Once you register your 501(c)(3), you now have the ability to accept donations. These donations are tax-free to your nonprofit and tax deductible to donors. That’s what we call a win-win.
Furthermore, once you have registered your 501(c)(3) and your exemption has been approved, you can solicit donations from foundations and other grant-giving entities. By law, foundations must give away 5% of their assets to nonprofits. As a 501(c)(3), you can access these funding options.
Ultimately, don’t feel like you must be super rich to start a nonprofit. This is not the case. More than anything else, you need to be passionate about what you’re doing. If you’re considering setting up a nonprofit only for the tax benefits, I would advise you to think again.

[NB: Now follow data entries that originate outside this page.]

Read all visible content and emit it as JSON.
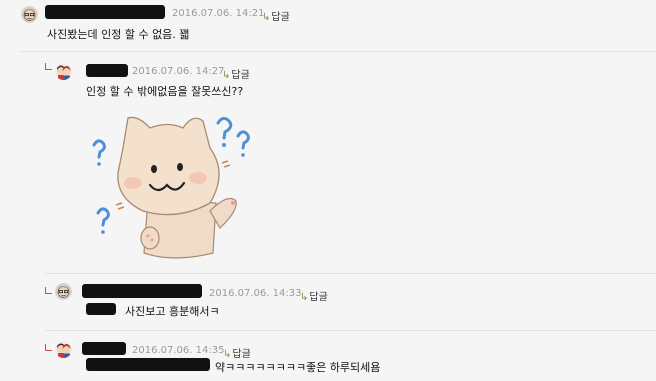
{
  "comments": [
    {
      "date": "2016.07.06. 14:21",
      "reply_label": "답글",
      "text": "사진봤는데 인정 할 수 없음. 꽯"
    },
    {
      "date": "2016.07.06. 14:27",
      "reply_label": "답글",
      "text": "인정 할 수 밖에없음을 잘못쓰신??"
    },
    {
      "date": "2016.07.06. 14:33",
      "reply_label": "답글",
      "text": "사진보고 흥분해서ㅋ"
    },
    {
      "date": "2016.07.06. 14:35",
      "reply_label": "답글",
      "text": "약ㅋㅋㅋㅋㅋㅋㅋㅋ좋은 하루되세욤"
    }
  ],
  "icons": {
    "reply_arrow": "reply-arrow-icon",
    "avatar_a": "grandpa-avatar-icon",
    "avatar_b": "couple-avatar-icon",
    "sticker": "confused-cat-sticker"
  },
  "colors": {
    "background": "#f5f5f5",
    "date": "#9a9a9a",
    "reply_arrow": "#7a9a4a",
    "indent_mark": "#d0503a"
  }
}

What qualifies as a 501(c)(3)?
To qualify as a 501(c)(3), the organization must conduct activities that benefit society. Basically, if the organization conducts activities that could be the realm of the government, then it will most likely qualify. One common example I see among my clients is residential assisted living. This is an example of qualifying activity.
How are nonprofit employees paid?
In short: nonprofit employees are paid just like employees of for-profit companies: W-2 income. Yes, this income is taxable. Furthermore, salaries must be “reasonable.”
Don’t let this deter you. Many people hold the misconception that you can’t receive much in compensation when working for a nonprofit. This is not necessarily correct. The standard is what is “reasonable,” and our measure for “reasonable” is fair market compensation.
Additionally, your nonprofit can still provide ancillary benefits beyond W-2 income, including contributions to tax-deferred vehicles, like certain retirement plans, and accountable plans. When you pull a salary out, though, it will be no different than a for-profit salary. You will pay tax on the salary when you receive it.
If you’re considering starting a nonprofit for your passion project, reach out to the experienced professional Advisors at Anderson for a complimentary consultation. We can provide structuring guidance and answer your questions about how to make the most of nonprofit power. To take advantage of a free, no-obligation consultation, schedule online or call us at 800.706.4741.